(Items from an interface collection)
*** Block opens ***
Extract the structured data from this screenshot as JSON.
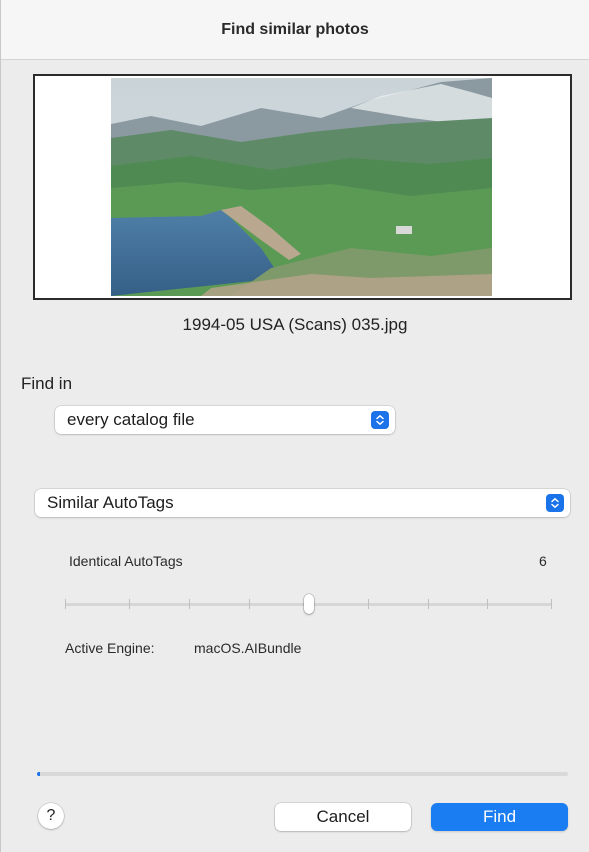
{
  "window": {
    "title": "Find similar photos"
  },
  "preview": {
    "filename": "1994-05 USA (Scans) 035.jpg"
  },
  "find_in": {
    "label": "Find in",
    "selected": "every catalog file"
  },
  "method": {
    "selected": "Similar AutoTags"
  },
  "identical": {
    "label": "Identical AutoTags",
    "value": "6",
    "slider_fraction": 0.5
  },
  "engine": {
    "label": "Active Engine:",
    "value": "macOS.AIBundle"
  },
  "progress": {
    "fraction": 0.005
  },
  "buttons": {
    "help": "?",
    "cancel": "Cancel",
    "find": "Find"
  },
  "colors": {
    "accent": "#1a7ef2"
  },
  "icons": {
    "popup": "chevron-up-down-icon"
  }
}
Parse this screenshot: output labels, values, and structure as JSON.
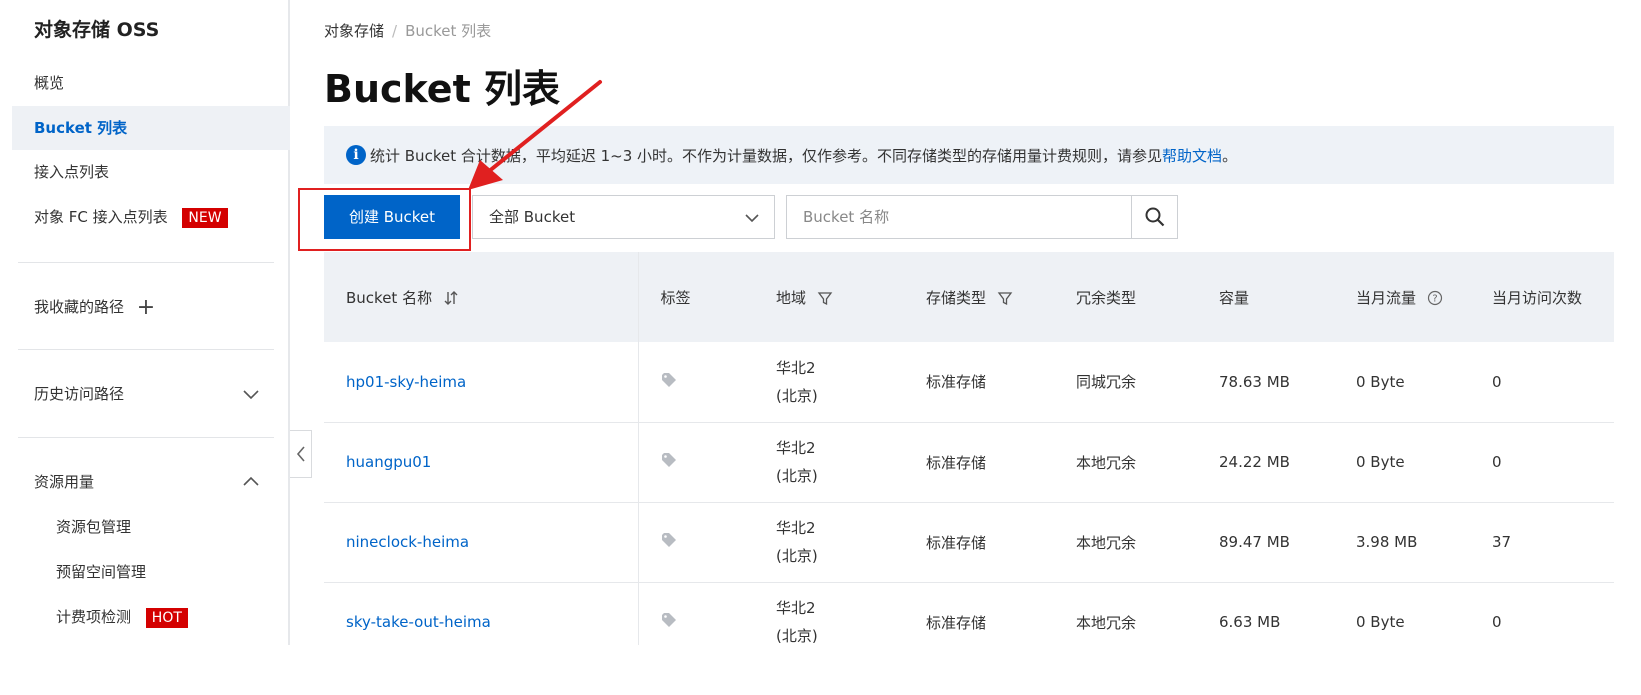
{
  "sidebar": {
    "brand": "对象存储 OSS",
    "items": [
      {
        "label": "概览"
      },
      {
        "label": "Bucket 列表"
      },
      {
        "label": "接入点列表"
      },
      {
        "label": "对象 FC 接入点列表",
        "badge": "NEW"
      }
    ],
    "favorites": "我收藏的路径",
    "history": "历史访问路径",
    "usage": "资源用量",
    "usage_items": [
      {
        "label": "资源包管理"
      },
      {
        "label": "预留空间管理"
      },
      {
        "label": "计费项检测",
        "badge": "HOT"
      }
    ],
    "badge_color": "#d40000"
  },
  "breadcrumb": {
    "root": "对象存储",
    "separator": "/",
    "current": "Bucket 列表"
  },
  "page_title": "Bucket 列表",
  "notice": {
    "text": "统计 Bucket 合计数据，平均延迟 1~3 小时。不作为计量数据，仅作参考。不同存储类型的存储用量计费规则，请参见",
    "link": "帮助文档",
    "end": "。"
  },
  "toolbar": {
    "create_label": "创建 Bucket",
    "filter_value": "全部 Bucket",
    "search_placeholder": "Bucket 名称"
  },
  "table": {
    "headers": {
      "name": "Bucket 名称",
      "tags": "标签",
      "region": "地域",
      "storage": "存储类型",
      "redundancy": "冗余类型",
      "capacity": "容量",
      "traffic": "当月流量",
      "requests": "当月访问次数"
    },
    "rows": [
      {
        "name": "hp01-sky-heima",
        "region_1": "华北2",
        "region_2": "(北京)",
        "storage": "标准存储",
        "redundancy": "同城冗余",
        "capacity": "78.63 MB",
        "traffic": "0 Byte",
        "requests": "0"
      },
      {
        "name": "huangpu01",
        "region_1": "华北2",
        "region_2": "(北京)",
        "storage": "标准存储",
        "redundancy": "本地冗余",
        "capacity": "24.22 MB",
        "traffic": "0 Byte",
        "requests": "0"
      },
      {
        "name": "nineclock-heima",
        "region_1": "华北2",
        "region_2": "(北京)",
        "storage": "标准存储",
        "redundancy": "本地冗余",
        "capacity": "89.47 MB",
        "traffic": "3.98 MB",
        "requests": "37"
      },
      {
        "name": "sky-take-out-heima",
        "region_1": "华北2",
        "region_2": "(北京)",
        "storage": "标准存储",
        "redundancy": "本地冗余",
        "capacity": "6.63 MB",
        "traffic": "0 Byte",
        "requests": "0"
      }
    ]
  },
  "colors": {
    "primary": "#0064c8",
    "annotation": "#e02020"
  }
}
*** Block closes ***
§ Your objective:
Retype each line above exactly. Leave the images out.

§ Exercise response:
Extract the structured data from this screenshot as JSON.
{
  "window": {
    "title": "Find similar photos"
  },
  "preview": {
    "filename": "1994-05 USA (Scans) 035.jpg"
  },
  "find_in": {
    "label": "Find in",
    "selected": "every catalog file"
  },
  "method": {
    "selected": "Similar AutoTags"
  },
  "identical": {
    "label": "Identical AutoTags",
    "value": "6",
    "slider_fraction": 0.5
  },
  "engine": {
    "label": "Active Engine:",
    "value": "macOS.AIBundle"
  },
  "progress": {
    "fraction": 0.005
  },
  "buttons": {
    "help": "?",
    "cancel": "Cancel",
    "find": "Find"
  },
  "colors": {
    "accent": "#1a7ef2"
  },
  "icons": {
    "popup": "chevron-up-down-icon"
  }
}
Parse this screenshot: output labels, values, and structure as JSON.
{
  "sidebar": {
    "brand": "对象存储 OSS",
    "items": [
      {
        "label": "概览"
      },
      {
        "label": "Bucket 列表"
      },
      {
        "label": "接入点列表"
      },
      {
        "label": "对象 FC 接入点列表",
        "badge": "NEW"
      }
    ],
    "favorites": "我收藏的路径",
    "history": "历史访问路径",
    "usage": "资源用量",
    "usage_items": [
      {
        "label": "资源包管理"
      },
      {
        "label": "预留空间管理"
      },
      {
        "label": "计费项检测",
        "badge": "HOT"
      }
    ],
    "badge_color": "#d40000"
  },
  "breadcrumb": {
    "root": "对象存储",
    "separator": "/",
    "current": "Bucket 列表"
  },
  "page_title": "Bucket 列表",
  "notice": {
    "text": "统计 Bucket 合计数据，平均延迟 1~3 小时。不作为计量数据，仅作参考。不同存储类型的存储用量计费规则，请参见",
    "link": "帮助文档",
    "end": "。"
  },
  "toolbar": {
    "create_label": "创建 Bucket",
    "filter_value": "全部 Bucket",
    "search_placeholder": "Bucket 名称"
  },
  "table": {
    "headers": {
      "name": "Bucket 名称",
      "tags": "标签",
      "region": "地域",
      "storage": "存储类型",
      "redundancy": "冗余类型",
      "capacity": "容量",
      "traffic": "当月流量",
      "requests": "当月访问次数"
    },
    "rows": [
      {
        "name": "hp01-sky-heima",
        "region_1": "华北2",
        "region_2": "(北京)",
        "storage": "标准存储",
        "redundancy": "同城冗余",
        "capacity": "78.63 MB",
        "traffic": "0 Byte",
        "requests": "0"
      },
      {
        "name": "huangpu01",
        "region_1": "华北2",
        "region_2": "(北京)",
        "storage": "标准存储",
        "redundancy": "本地冗余",
        "capacity": "24.22 MB",
        "traffic": "0 Byte",
        "requests": "0"
      },
      {
        "name": "nineclock-heima",
        "region_1": "华北2",
        "region_2": "(北京)",
        "storage": "标准存储",
        "redundancy": "本地冗余",
        "capacity": "89.47 MB",
        "traffic": "3.98 MB",
        "requests": "37"
      },
      {
        "name": "sky-take-out-heima",
        "region_1": "华北2",
        "region_2": "(北京)",
        "storage": "标准存储",
        "redundancy": "本地冗余",
        "capacity": "6.63 MB",
        "traffic": "0 Byte",
        "requests": "0"
      }
    ]
  },
  "colors": {
    "primary": "#0064c8",
    "annotation": "#e02020"
  }
}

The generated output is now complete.